- TASK ITEM -
How many of the lines below contain the word "Выделение"? Only the number is wanted.

- Stored data entries -
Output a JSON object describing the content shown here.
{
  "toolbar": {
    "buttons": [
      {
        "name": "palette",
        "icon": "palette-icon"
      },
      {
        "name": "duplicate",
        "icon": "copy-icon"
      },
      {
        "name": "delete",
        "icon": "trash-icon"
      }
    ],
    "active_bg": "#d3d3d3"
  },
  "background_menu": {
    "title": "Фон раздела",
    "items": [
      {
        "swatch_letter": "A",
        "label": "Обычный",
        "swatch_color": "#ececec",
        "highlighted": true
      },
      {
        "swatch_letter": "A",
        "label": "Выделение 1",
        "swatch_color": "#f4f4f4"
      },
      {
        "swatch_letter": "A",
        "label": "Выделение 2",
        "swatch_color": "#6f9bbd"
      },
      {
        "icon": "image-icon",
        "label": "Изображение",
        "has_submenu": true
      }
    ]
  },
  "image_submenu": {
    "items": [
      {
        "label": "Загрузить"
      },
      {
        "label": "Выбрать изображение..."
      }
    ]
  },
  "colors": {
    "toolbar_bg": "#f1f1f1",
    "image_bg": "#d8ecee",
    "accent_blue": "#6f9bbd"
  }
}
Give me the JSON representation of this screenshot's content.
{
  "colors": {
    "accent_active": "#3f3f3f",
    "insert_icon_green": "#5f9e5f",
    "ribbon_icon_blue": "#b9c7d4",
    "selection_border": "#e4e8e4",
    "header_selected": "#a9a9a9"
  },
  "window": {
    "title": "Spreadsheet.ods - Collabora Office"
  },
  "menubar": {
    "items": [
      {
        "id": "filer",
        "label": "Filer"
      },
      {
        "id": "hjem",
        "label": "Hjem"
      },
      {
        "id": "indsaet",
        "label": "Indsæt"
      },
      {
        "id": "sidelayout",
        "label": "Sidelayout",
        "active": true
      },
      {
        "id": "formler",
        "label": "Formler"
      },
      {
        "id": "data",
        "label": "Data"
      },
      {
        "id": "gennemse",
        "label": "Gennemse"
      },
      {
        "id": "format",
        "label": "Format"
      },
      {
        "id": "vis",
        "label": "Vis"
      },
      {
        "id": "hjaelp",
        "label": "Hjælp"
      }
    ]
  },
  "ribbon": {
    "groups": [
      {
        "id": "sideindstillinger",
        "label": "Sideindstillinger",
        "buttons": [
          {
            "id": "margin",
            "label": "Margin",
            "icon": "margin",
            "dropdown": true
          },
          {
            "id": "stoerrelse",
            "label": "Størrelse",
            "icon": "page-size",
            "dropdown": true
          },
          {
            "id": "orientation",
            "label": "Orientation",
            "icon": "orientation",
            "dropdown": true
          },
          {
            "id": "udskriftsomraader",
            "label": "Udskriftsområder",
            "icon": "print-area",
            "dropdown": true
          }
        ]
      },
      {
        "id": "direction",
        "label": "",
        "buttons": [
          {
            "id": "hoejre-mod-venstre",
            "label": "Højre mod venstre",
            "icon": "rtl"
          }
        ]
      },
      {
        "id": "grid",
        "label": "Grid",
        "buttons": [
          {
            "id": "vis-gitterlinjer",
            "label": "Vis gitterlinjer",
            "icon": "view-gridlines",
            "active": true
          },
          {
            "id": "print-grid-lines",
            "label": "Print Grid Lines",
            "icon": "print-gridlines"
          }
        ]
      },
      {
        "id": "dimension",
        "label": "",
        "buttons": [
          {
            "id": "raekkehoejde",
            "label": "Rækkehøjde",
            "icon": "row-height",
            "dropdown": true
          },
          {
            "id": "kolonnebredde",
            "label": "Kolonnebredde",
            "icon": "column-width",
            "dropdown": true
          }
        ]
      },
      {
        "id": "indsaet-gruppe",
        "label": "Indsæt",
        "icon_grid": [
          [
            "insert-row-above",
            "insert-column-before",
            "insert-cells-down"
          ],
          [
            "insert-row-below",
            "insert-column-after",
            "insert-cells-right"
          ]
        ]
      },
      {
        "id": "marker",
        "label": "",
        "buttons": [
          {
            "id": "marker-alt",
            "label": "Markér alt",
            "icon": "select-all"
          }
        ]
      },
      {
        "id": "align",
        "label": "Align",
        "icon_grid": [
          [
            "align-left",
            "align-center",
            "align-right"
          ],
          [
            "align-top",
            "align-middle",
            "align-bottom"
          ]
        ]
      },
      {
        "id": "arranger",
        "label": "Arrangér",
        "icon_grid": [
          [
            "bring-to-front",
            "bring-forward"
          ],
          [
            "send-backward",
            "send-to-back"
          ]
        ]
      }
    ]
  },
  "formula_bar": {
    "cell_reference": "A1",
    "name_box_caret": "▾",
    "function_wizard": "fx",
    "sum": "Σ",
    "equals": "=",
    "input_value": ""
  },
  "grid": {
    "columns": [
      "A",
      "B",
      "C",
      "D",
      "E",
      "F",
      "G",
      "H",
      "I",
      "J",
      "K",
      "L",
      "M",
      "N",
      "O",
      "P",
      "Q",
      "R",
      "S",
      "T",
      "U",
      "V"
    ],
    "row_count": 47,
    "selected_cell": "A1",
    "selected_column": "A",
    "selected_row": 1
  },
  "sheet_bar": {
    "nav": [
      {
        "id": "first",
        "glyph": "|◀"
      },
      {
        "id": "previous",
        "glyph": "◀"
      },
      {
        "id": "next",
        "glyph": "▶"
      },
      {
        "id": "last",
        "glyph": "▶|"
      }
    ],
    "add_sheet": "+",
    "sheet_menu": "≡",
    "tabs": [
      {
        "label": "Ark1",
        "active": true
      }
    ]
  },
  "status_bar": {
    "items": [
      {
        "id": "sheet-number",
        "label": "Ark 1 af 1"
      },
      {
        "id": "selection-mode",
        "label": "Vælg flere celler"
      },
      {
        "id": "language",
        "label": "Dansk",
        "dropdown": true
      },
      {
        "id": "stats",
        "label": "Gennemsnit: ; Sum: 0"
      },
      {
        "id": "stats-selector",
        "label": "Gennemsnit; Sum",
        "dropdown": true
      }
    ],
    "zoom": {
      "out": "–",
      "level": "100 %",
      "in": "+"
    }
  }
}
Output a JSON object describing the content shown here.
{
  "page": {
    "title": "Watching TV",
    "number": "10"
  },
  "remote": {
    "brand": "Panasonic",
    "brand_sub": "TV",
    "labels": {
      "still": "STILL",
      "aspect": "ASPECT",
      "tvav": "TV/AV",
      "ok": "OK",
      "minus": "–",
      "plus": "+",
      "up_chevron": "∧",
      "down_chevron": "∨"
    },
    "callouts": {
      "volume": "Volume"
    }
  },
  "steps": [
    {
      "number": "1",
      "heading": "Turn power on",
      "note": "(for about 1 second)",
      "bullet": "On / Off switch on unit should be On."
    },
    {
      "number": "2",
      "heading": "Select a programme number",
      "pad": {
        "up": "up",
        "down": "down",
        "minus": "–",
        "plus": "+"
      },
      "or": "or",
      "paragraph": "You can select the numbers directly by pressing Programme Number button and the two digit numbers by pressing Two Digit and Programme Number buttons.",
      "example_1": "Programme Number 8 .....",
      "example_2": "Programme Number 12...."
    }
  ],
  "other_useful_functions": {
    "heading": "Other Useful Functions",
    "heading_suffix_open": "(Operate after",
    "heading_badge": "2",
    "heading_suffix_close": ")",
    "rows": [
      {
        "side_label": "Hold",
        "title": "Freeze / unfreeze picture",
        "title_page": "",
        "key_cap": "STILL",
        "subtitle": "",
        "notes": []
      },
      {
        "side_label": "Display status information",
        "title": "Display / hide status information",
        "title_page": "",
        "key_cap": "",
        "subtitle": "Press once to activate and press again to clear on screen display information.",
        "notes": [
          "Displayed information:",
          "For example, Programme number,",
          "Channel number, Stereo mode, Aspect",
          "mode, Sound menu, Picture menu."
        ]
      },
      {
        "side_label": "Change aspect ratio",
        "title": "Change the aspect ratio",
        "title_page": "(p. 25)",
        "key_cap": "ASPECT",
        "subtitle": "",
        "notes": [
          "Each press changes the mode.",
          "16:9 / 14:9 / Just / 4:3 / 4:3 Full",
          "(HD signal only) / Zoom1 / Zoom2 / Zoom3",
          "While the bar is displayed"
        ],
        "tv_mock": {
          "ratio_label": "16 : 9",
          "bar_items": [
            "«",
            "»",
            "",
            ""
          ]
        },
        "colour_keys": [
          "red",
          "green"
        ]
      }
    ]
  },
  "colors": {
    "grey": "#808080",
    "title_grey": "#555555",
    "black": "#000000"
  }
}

- WRITTEN ANSWER -
2